What you will do.
Below are the records; copy each line in which "label" can be found.

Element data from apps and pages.
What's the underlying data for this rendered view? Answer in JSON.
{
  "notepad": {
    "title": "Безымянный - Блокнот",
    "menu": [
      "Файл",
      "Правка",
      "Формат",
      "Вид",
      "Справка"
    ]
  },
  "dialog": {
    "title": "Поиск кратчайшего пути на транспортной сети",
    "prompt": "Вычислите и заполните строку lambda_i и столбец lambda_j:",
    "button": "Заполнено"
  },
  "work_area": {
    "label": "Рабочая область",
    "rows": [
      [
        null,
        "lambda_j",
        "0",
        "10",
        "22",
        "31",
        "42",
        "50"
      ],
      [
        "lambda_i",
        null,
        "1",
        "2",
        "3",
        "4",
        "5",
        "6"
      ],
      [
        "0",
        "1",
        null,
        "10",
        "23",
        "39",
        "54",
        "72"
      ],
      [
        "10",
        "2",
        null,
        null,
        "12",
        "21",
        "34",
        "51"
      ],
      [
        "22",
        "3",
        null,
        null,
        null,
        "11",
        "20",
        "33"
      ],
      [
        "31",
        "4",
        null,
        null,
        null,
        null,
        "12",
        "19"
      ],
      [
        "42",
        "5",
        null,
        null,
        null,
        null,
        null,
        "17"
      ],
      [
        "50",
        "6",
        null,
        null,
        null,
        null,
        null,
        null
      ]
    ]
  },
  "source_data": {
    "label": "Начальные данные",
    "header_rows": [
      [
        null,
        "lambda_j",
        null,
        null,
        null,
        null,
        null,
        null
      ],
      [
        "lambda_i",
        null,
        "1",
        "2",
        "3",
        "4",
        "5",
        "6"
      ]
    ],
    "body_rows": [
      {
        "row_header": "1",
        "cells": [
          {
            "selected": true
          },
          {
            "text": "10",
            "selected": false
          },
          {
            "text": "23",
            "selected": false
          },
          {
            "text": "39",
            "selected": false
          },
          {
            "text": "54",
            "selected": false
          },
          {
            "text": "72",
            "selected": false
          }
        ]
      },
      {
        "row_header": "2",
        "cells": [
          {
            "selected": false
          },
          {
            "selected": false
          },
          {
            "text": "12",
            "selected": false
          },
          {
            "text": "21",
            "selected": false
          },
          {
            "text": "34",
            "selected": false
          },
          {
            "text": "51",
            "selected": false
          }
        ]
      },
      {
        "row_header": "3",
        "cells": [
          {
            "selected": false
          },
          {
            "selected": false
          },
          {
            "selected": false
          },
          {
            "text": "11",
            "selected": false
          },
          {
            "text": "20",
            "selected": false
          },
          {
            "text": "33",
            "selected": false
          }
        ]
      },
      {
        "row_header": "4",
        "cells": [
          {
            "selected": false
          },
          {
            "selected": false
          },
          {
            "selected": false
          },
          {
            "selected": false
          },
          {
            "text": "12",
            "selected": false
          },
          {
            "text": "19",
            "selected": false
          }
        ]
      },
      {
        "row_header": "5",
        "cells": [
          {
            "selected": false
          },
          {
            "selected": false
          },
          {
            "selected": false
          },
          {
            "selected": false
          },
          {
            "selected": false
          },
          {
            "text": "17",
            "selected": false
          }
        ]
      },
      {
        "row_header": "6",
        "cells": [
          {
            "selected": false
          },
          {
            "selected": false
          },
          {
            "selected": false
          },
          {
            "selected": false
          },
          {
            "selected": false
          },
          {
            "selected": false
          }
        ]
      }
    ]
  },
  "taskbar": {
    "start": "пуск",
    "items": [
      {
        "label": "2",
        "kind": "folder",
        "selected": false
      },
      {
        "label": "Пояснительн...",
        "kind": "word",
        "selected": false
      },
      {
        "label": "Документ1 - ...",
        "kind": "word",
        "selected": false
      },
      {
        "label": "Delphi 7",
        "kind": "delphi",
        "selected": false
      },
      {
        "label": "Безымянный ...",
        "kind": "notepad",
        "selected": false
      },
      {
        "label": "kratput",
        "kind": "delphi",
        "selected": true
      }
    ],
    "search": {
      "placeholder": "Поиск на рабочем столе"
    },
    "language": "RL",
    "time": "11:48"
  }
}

Solution to this task.
    "label": "Рабочая область",
    "label": "Начальные данные",
        "label": "2",
        "label": "Пояснительн...",
        "label": "Документ1 - ...",
        "label": "Delphi 7",
        "label": "Безымянный ...",
        "label": "kratput",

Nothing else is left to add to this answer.